Problem to work on: Only a number is wanted here: the count of lines in the entries below that contain the word "name".

Material provided:

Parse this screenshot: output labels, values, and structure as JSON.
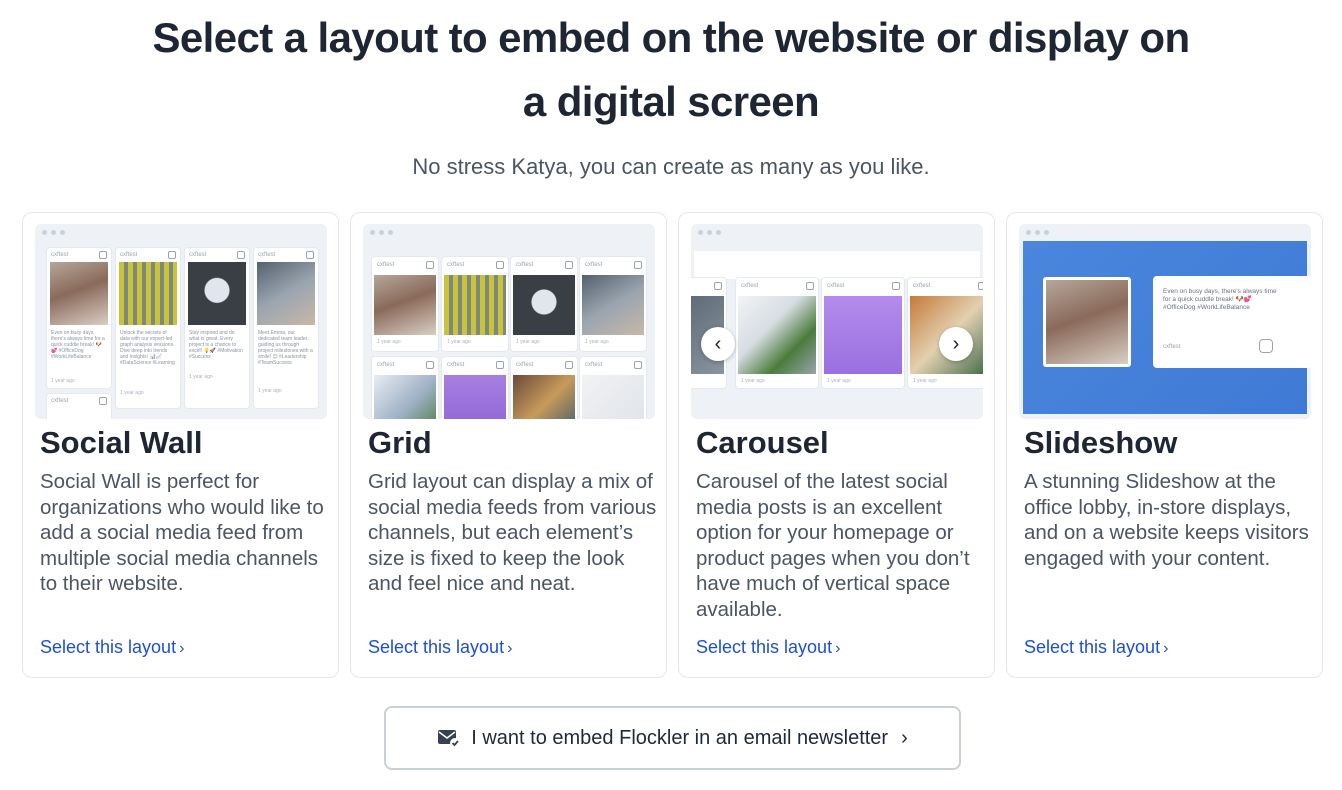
{
  "header": {
    "title_line1": "Select a layout to embed on the website or display on",
    "title_line2": "a digital screen",
    "subtitle": "No stress Katya, you can create as many as you like."
  },
  "layouts": [
    {
      "name": "Social Wall",
      "description": "Social Wall is perfect for organizations who would like to add a social media feed from multiple social media channels to their website.",
      "link": "Select this layout"
    },
    {
      "name": "Grid",
      "description": "Grid layout can display a mix of social media feeds from various channels, but each element’s size is fixed to keep the look and feel nice and neat.",
      "link": "Select this layout"
    },
    {
      "name": "Carousel",
      "description": "Carousel of the latest social media posts is an excellent option for your homepage or product pages when you don’t have much of vertical space available.",
      "link": "Select this layout"
    },
    {
      "name": "Slideshow",
      "description": "A stunning Slideshow at the office lobby, in-store displays, and on a website keeps visitors engaged with your content.",
      "link": "Select this layout"
    }
  ],
  "preview": {
    "account": "cxftest",
    "post_age": "1 year ago",
    "slideshow_post": "Even on busy days, there's always time for a quick cuddle break! 🐶💕 #OfficeDog #WorkLifeBalance",
    "wall_posts": [
      "Even on busy days, there's always time for a quick cuddle break! 🐶💕 #OfficeDog #WorkLifeBalance",
      "Unlock the secrets of data with our expert-led graph analysis sessions. Dive deep into trends and insights! 📊📈 #DataScience #Learning",
      "Stay inspired and do what is great. Every project is a chance to excel! 💡🚀 #Motivation #Success",
      "Meet Emma, our dedicated team leader, guiding us through project milestones with a smile! 😊 #Leadership #TeamSuccess"
    ]
  },
  "footer": {
    "embed_button": "I want to embed Flockler in an email newsletter"
  },
  "colors": {
    "link": "#1d4ed8",
    "heading": "#1e2533",
    "slideshow_bg": "#4a86dc"
  }
}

Answer section: 4